Although most Catholics don’t observe this pre-Lenten liturgical season, we still experience vestiges of it. Lent is still almost a month away, but like St. Patrick’s Day and March Madness, it’s already on our minds. Catholic publishers are sending email messages about Lenten resources, for example. Parishes are scheduling Lenten services, devotions, and study groups. My parish is adding a Sunday evening Mass during Lent preceded by a Parish Holy Hour and scheduling a parish mission (delivered by Monsignor Charles Pope).
Shrovetide and Mardi Gras
Catholics have also observed a period of preparing for the dietary aspects of Lent, using up the supplies of meat and meat byproducts. This period of Carnival led to some abuses as gluttony, sexual promiscuity, and drunkenness obscured the purpose of the “farewell to meat”. Rio de Janeiro in Brazil celebrates huge Carnival festivals and parades and New Orleans is famous for Mardi Gras (“Fat Tuesday”) in the Latin Quarter.
In England, however, Shrovetide emphasized the spiritual preparation for Lenten repentance. Shrovetide was the period for the confession of sins—to be shriven means to be absolved of sins—as well as to clear out the pantry of certain foods.
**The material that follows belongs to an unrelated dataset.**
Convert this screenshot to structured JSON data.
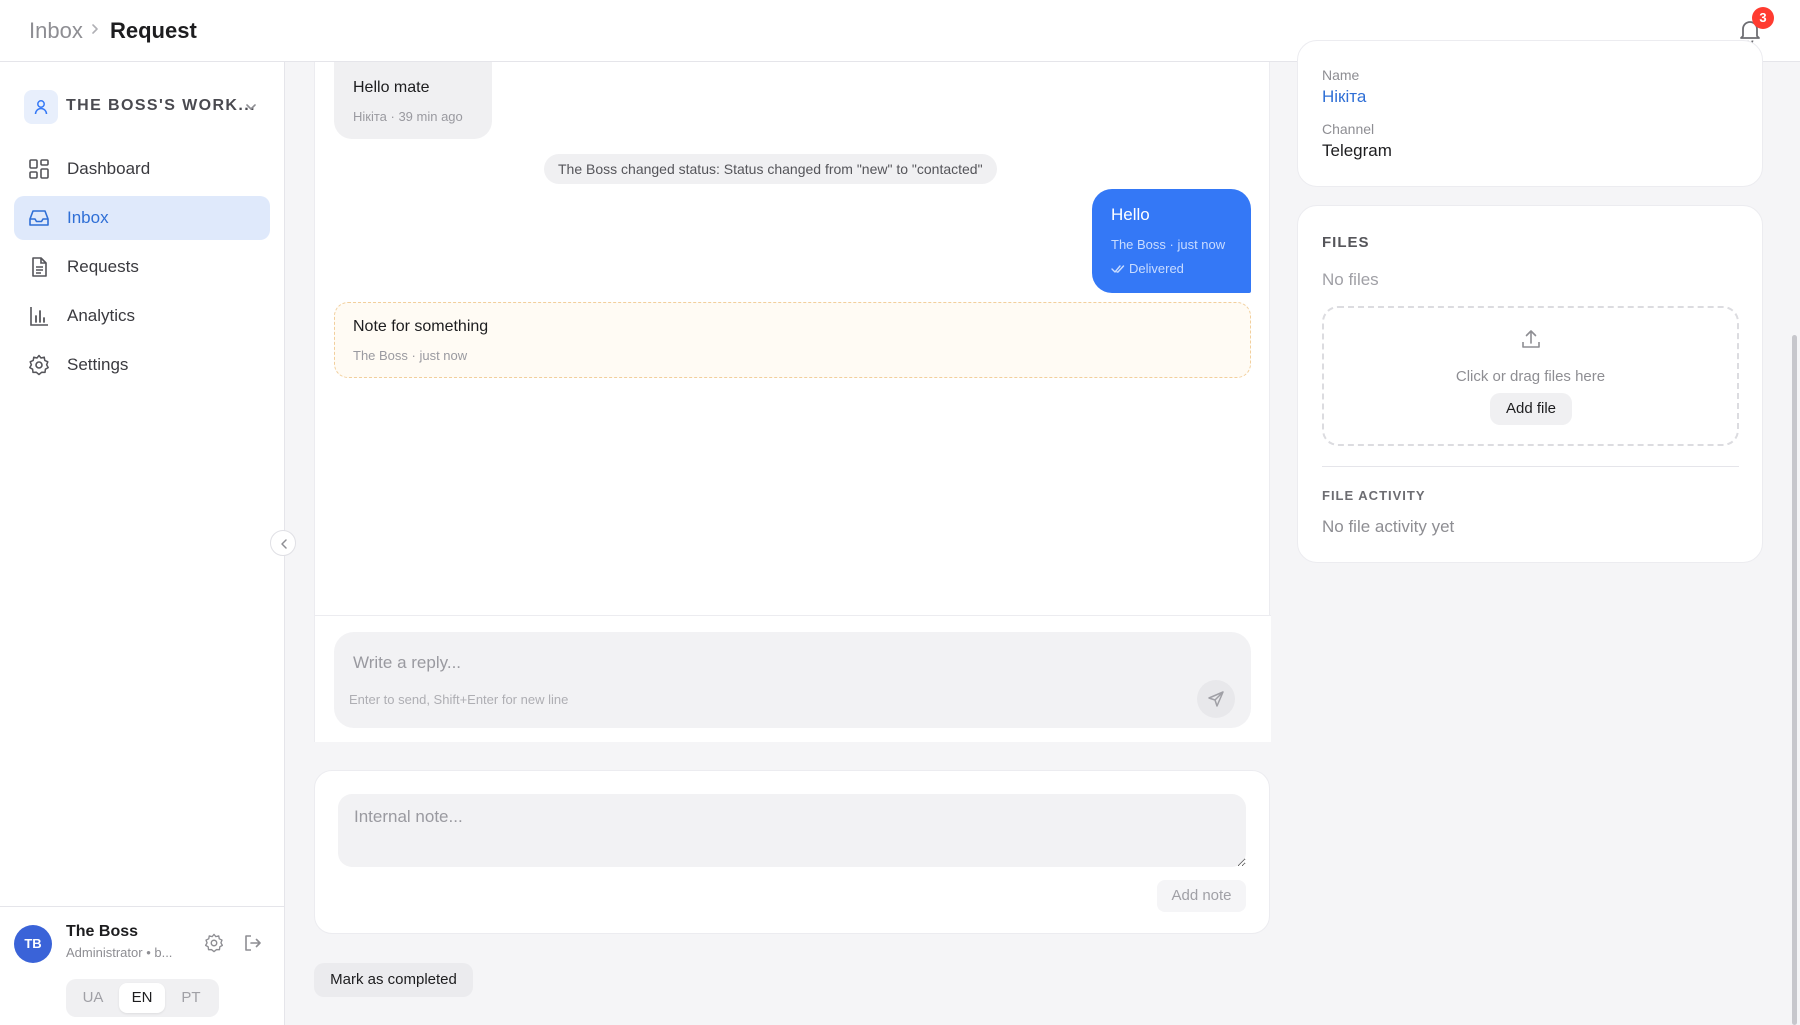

Shrovetide and Septuagesima covered the same three weeks and Shrovetide culminated with Shrove Tuesday or Pancake Day. Like Mardi Gras in the Carnival tradition, it was the last day to use up the meat products, and pancakes, using milk, eggs, and grease for cooking was one way.
Pancake Day in England is often celebrated with a pancake race, based on the tale of an Olney housewife in 1445 who was still cooking pancakes when the bells began to ring in her parish church for the last shriving of Shrovetide. In her haste to get to the church on time she ran out of the house still carrying her frying pan with a pancake it in, covering her head with a kerchief and wearing her apron. Villages in England began to hold races, with the winner receiving a kiss of peace from the church verger (head usher).
Since 1950 the ladies of Olney, England and Liberal, Kansas hold pancake races Shrove Tuesday and the lady with the fastest time between the two cities is that year’s “world champion”. They wear aprons and headscarves and flip the pancake in their pan before and after the race.
The Liturgical Year Guides Us
The Church has given us these liturgical seasons to help us fathom the mysteries of Our Lord’s Incarnation, Passion, and triumph over sin and death. He no more suffers the agonies of the Passion during Holy Week than He does His crucifixion at each Mass which re-presents His sacrifice, although in an unbloody way. He is risen from the dead and sits at the Right Hand of the Father even as we pray the Stations of the Cross or the Sorrowful Mysteries.
As we follow the cycle of the liturgical year from Advent through Easter and Ordinary Time, we are led to become more like Jesus and imitate Him. We are in Babylonian exile even though we have been redeemed by the Paschal Mystery as we work out our salvation through God’s sanctifying grace in His Church and through His Sacraments.